He’s a familiar foe to some of the Derby contenders, finishing second to Derby runner-up Code of Honor in the Fountain of Youth Stakes and fourth behind Maximum Security, Bodexpress and Code of Honor in the Florida Derby.
The city is rolling out a series of events ahead of the 144th Preakness Stakes, even as the legal battle to keep the second leg of horse racing’s Triple Crown in Baltimore continues.
At a press conference this morning to announce the events, Ex Officio Mayor Bernard C. “Jack” Young was asked about the engineering report that led the Maryland Jockey Club to close the Old Grandstand section of Pimlico Race Course.
He said code enforcement officials met at Pimlico with representatives from the track and received a portion of the report. And while he did not dispute the claims of deterioration of the oldest section of the structure, Young emphasized the conditions arose “because of years of neglect and deferred maintenance.”
The Stronach Group, owner of Pimlico Race Course and Laurel Park, has joined a coalition of major American racetracks in phasing out the use of the horse medication Lasix on race days following a series of fatalities at Santa Anita Park in California.

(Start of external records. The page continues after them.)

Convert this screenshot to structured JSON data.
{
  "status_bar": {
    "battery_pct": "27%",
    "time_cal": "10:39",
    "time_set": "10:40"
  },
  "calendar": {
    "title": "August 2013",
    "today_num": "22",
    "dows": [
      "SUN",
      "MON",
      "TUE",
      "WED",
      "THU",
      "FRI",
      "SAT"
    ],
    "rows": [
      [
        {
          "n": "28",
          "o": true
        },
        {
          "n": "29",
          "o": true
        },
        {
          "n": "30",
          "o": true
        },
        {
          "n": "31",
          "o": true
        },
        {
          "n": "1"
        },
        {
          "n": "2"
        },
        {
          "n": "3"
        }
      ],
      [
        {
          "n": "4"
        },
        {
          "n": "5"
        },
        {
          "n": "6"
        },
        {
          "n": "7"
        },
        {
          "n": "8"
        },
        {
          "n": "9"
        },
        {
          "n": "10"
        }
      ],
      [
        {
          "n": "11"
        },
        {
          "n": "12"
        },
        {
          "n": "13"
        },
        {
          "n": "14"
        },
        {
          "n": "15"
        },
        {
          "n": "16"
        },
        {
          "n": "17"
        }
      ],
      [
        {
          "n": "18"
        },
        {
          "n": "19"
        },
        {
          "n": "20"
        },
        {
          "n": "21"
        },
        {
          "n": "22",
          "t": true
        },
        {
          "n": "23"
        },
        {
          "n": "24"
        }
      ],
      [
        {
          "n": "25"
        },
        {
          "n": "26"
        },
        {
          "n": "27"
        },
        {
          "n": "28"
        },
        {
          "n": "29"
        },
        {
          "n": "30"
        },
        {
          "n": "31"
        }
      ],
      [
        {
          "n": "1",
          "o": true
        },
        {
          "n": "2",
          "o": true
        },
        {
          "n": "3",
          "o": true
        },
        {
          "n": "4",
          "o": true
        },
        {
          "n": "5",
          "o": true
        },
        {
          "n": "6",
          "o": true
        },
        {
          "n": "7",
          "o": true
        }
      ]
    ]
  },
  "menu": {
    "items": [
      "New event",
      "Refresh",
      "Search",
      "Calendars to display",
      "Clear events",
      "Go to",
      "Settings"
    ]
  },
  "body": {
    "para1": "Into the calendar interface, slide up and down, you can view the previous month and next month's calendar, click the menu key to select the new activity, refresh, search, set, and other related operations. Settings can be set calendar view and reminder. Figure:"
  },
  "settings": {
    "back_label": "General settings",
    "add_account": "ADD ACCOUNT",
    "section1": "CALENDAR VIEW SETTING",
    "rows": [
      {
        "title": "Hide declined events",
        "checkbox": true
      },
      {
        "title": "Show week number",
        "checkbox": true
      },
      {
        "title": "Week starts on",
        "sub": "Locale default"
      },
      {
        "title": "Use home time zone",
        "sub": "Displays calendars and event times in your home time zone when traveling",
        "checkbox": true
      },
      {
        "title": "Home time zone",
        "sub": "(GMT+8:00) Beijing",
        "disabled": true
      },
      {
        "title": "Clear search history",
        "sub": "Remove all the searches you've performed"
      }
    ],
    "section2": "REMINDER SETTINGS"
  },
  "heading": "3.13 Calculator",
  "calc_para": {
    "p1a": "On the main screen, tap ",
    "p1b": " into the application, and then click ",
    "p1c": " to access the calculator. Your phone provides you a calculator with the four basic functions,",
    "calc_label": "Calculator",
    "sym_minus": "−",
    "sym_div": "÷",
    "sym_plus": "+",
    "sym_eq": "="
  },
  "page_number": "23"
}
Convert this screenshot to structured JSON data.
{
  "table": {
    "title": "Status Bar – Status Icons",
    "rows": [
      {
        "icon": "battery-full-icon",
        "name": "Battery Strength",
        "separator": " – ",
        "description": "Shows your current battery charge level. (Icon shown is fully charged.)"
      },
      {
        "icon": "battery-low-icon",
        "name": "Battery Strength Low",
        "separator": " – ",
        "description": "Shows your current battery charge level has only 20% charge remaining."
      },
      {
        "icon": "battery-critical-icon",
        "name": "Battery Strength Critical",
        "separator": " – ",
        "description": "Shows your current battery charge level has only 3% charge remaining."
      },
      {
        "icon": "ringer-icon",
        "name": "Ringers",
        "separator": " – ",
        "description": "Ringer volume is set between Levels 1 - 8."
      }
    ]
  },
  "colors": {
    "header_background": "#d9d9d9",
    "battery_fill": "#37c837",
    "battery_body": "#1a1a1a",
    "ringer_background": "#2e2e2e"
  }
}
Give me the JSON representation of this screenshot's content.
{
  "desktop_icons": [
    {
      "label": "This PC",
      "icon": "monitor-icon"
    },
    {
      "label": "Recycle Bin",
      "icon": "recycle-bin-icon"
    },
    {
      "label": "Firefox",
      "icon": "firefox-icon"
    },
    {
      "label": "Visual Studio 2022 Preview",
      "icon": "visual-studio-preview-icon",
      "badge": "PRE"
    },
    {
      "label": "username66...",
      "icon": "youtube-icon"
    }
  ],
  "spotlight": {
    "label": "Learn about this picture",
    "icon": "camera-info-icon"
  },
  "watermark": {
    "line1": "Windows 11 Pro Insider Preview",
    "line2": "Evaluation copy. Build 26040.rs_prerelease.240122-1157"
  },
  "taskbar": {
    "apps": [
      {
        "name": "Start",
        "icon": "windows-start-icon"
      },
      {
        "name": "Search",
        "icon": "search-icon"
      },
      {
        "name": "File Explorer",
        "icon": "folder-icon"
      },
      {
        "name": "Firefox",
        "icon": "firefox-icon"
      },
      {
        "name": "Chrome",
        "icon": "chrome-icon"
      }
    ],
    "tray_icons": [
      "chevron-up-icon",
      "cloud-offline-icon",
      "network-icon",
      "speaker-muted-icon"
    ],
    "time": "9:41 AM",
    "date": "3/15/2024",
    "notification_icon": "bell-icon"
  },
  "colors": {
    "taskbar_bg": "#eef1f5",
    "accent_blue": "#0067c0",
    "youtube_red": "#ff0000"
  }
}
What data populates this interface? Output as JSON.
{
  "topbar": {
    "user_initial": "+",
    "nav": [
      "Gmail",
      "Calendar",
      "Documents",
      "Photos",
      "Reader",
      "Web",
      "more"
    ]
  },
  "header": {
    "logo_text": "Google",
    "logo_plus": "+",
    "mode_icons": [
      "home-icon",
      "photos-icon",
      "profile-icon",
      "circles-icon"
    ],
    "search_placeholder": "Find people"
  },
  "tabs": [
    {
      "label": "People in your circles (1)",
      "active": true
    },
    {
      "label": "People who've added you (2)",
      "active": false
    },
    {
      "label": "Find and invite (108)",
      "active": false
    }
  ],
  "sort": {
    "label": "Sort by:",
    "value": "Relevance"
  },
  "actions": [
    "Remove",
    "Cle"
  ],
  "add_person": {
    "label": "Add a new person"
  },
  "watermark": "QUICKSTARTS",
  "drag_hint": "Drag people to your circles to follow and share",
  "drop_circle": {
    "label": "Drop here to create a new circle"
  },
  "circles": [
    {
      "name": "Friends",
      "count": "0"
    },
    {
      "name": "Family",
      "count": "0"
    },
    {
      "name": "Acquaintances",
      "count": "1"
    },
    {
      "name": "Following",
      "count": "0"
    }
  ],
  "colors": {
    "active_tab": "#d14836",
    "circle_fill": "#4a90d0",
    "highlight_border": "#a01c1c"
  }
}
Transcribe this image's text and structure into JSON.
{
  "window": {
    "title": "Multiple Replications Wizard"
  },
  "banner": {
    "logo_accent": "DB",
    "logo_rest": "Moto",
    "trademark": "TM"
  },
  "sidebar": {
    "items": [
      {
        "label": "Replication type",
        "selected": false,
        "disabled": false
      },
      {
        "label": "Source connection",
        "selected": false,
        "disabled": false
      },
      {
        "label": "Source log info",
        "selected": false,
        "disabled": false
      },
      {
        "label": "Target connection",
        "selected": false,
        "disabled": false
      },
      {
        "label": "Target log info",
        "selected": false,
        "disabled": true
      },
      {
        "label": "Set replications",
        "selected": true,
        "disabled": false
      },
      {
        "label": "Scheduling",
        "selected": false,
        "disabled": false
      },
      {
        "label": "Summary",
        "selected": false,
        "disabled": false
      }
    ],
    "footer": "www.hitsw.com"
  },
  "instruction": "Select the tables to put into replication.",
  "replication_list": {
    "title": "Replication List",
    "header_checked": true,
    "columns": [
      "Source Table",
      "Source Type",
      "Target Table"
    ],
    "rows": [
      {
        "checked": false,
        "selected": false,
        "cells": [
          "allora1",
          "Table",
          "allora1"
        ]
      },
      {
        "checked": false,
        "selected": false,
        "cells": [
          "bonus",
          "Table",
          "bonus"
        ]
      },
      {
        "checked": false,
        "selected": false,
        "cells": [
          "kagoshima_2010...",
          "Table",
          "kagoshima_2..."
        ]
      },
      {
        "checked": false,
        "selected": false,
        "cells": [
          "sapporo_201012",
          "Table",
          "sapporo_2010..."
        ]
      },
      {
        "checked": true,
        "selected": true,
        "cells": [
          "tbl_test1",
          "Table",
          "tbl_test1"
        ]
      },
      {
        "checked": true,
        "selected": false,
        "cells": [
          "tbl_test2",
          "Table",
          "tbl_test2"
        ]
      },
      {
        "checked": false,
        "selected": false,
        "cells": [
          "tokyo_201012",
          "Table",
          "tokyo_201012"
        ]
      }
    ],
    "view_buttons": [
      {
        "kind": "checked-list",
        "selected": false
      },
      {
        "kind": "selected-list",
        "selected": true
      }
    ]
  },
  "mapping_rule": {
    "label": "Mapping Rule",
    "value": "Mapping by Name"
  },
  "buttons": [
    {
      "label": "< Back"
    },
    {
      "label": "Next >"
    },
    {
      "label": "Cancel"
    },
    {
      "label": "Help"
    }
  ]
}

At least 23 horses have died after breaking down during races or training sessions at the track just outside Los Angeles. Operations were suspended by Stronach, which owns the track, on March 5, following a spate of 21 deaths that started on Dec. 26.